Though there are few really standout works, Sotheby’s is playing to its strength in this sale. Amongst the most worthy, in my own opinion, are Lot 19, an early (1990) 120 x 91 cm work by Emily Kngwarreye with Delmore Downs provenance. This should exceed its high estimate of $35,000. Two outstanding bark paintings immediately caught my eye. Lot 21 by the great Rirratjingu elder Mathaman Marika and Lot 65 by Munggurrawuy Yunupingu leader of the Gumatj clan. Munggurrawuy and Mathaman were amongst the first painters commissioned by the Methodist missionary Reverend Wilbur S. Chaseling in 1935. Both were born before intensive European colonisation, and became the principle informants to Charles Mountford and Roland and Catherine Berndt in the production of much of the early literature on the song poetry of Arnhem Land. They, and several of their contemporaries, developed the episodic style (in which the painted surface is divided into narrative panels) that was to become typical of the North East Arnhem Land region. Both of these barks exhibit the brilliant clan designs and detailed narrative elements for which their best works are renowned.
The other outstanding work by a bark artist is a work on plywood by the little known Tiwi artist Ali Miller Mungutopi. The five Mungutopi brothers were historically important intermediaries with the white world, and were patronized by Sandra Le Brun Holmes, in particular, during her visits to the Tiwi islands during the 1960s. The work carries very scanty provenance, yet seems to be in splendid condition given its age. On first impression, the $30,000-40,000 presale estimate seems high, however Ali Miller’s brother, Deaf Tommy, has no less than three results at auction that exceed these figures, including his record, the $96,000 recorded by Coral c.1967 in Sotheby’s July 2007 sale. At the time it carried the same estimate as the work in this offering. Though only 16 works by Deaf Tommy have appeared at auction not one by his brother Ali Miller has ever appeared before. This would indicate it is a very rare lot indeed and worthy of the finest collection.

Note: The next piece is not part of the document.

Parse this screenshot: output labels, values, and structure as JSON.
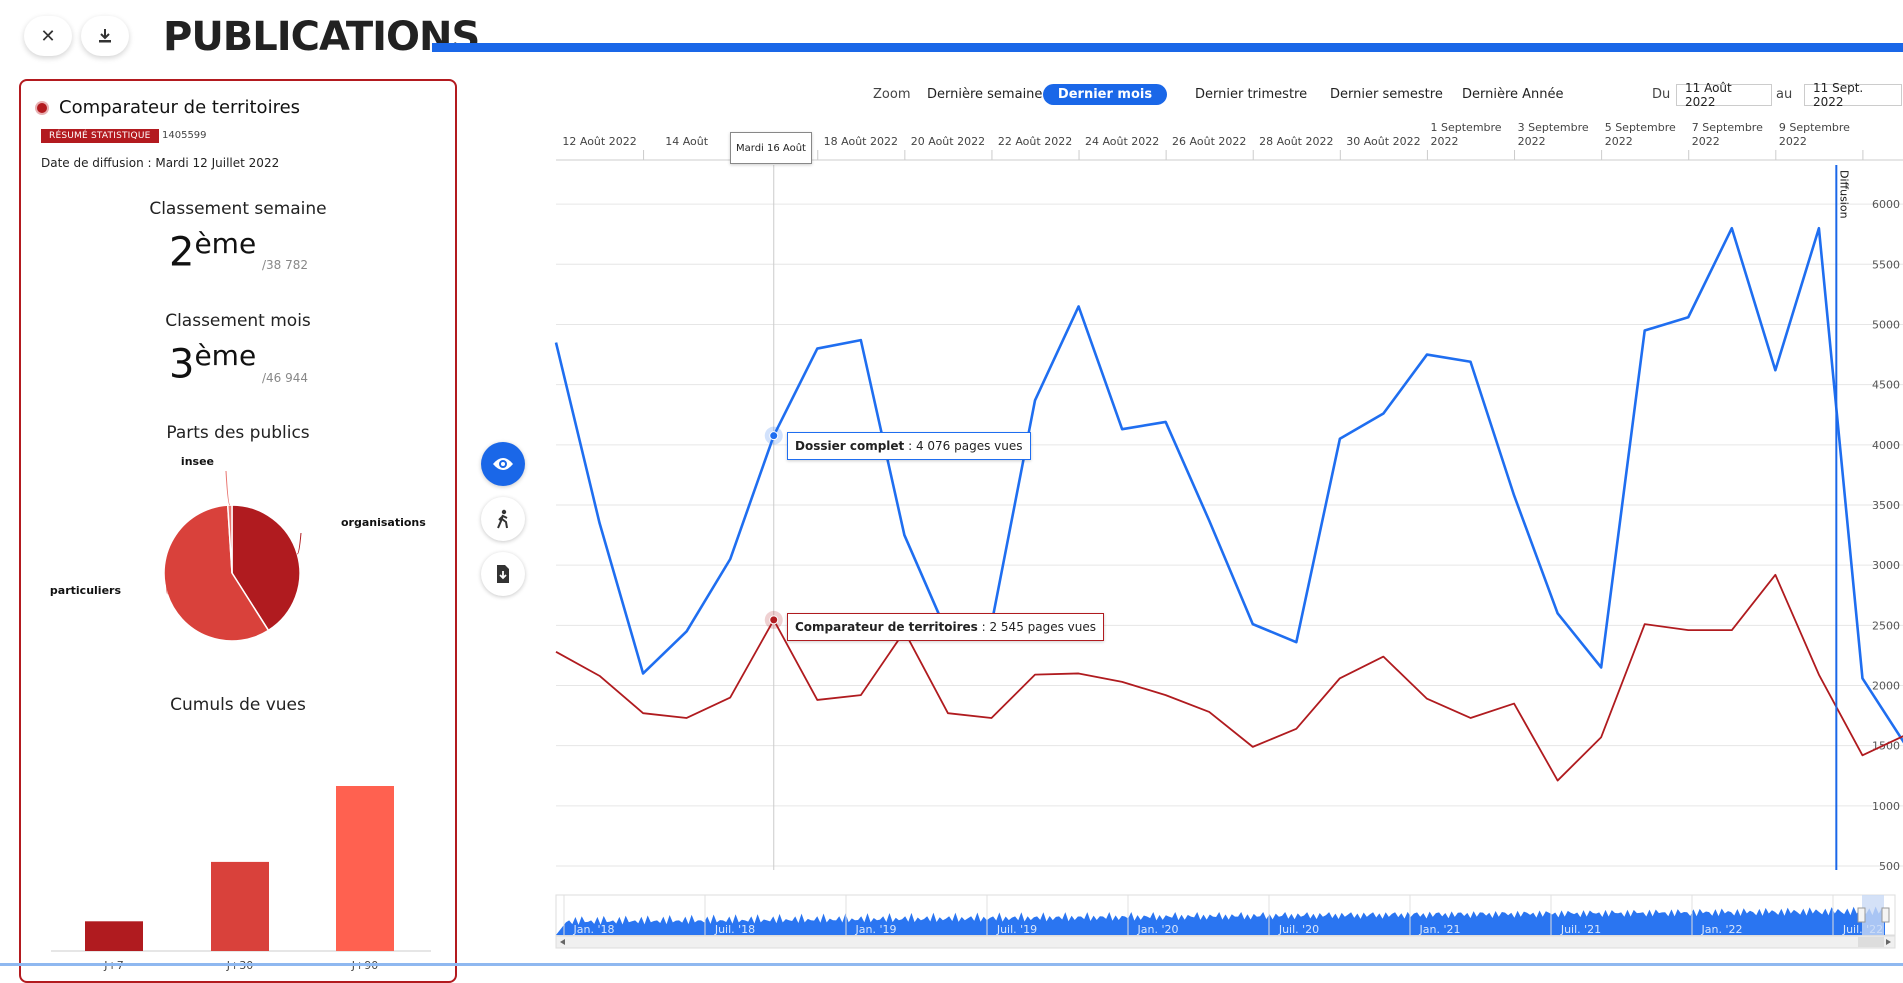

Of the remaining works, I am drawn personally to a rare depiction of Alice Springs by Hermannsburg artist Walter Ebaterinja (Lot 45) and the large striking work by Jimmy Baker (Lot 69), which measures 183 x 233 cm and seems good buying at its low estimate of $20,000.
There are a number of early works from Balgo Hills, of which Lot 1 and 95 by Donkey Man Lee are important and well priced. Amongst the early Papunya boards three are by Anatjarri Tjakamarra and of these Lot 52, Tinikutinupa, Kangaroo Rat Dreaming 1973 is the most highly desirable.
Best value in this sale are Lot’s 54, a lovely small bark by Yirawala; Lot 19, the work by Emily Kngwarreye mentioned above; and two lovely bark paintings by Peter Maralwanga and John Murwurndjul, lots 89 and 90.
Overall, this is a nice, small and well-focused auction, with works of quality and a few standout pieces. It is a sale for the times. A solid offering from Sotheby’s specialist D’Lan Davidson, who seems intent upon building an increasingly creditable presence in the market.